@import "breakpoint";

@import "singularitygs";

These imports get updated to:

@import 'breakpoint-sass/stylesheets/breakpoint';
@import 'singularity/stylesheets/singularitygs';

The exact change to your Sass imports may be different depending on the library. To determine the path you need to use, add the library to bower.json, and look inside bower_components to locate the library and determine the path to the main scss file to import.

Note on Compass

At the time of writing this post, Compass is still dependent on Ruby and can’t be used with LibSass. Depending on your case, there are a couple options. If you are using Compass mixins and want to continue to use them, there is a compass-mixins library you can use with LibSass. If you primarily use Compass to handle vendor prefixes, you might want to look at adding Autoprefixer to your Grunt task instead.. If you’re using other libraries that depend on Compass, it’s likely that even using the compass-mixins library, you won’t be able to use those libraries with LibSass.

Ready to Go!

At this point you should be in a good place to try running your grunt task.

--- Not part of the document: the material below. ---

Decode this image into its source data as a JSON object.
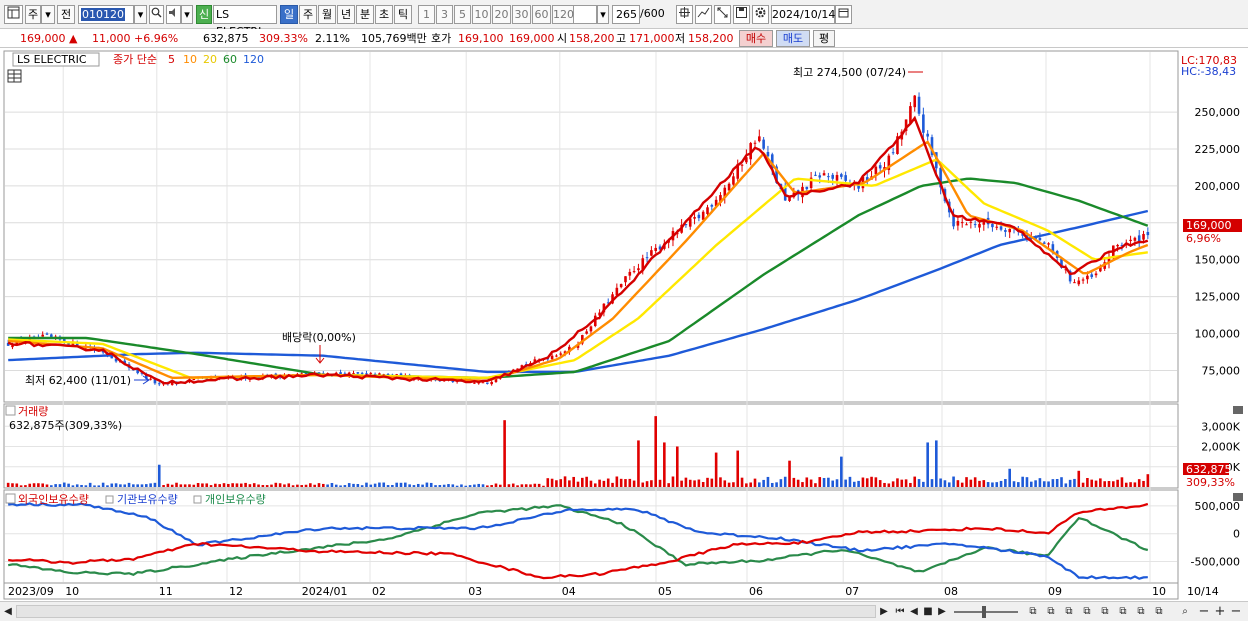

In our example, we have two defined tasks, build and dev, as well as our watch task. Try running “grunt dev” to do a one-time run. Once you are getting successful task runs, you are ready to start working on your project! You can now use “grunt watch” to detect changes and automatically run tasks.

You’re also now at a good point to look at adding additional tasks to your workflow. Some suggestions would be to add tasks to handle optimizing your Javascript and image assets. You can find an expansive selection of tasks on the official Grunt Website’s plugin directory.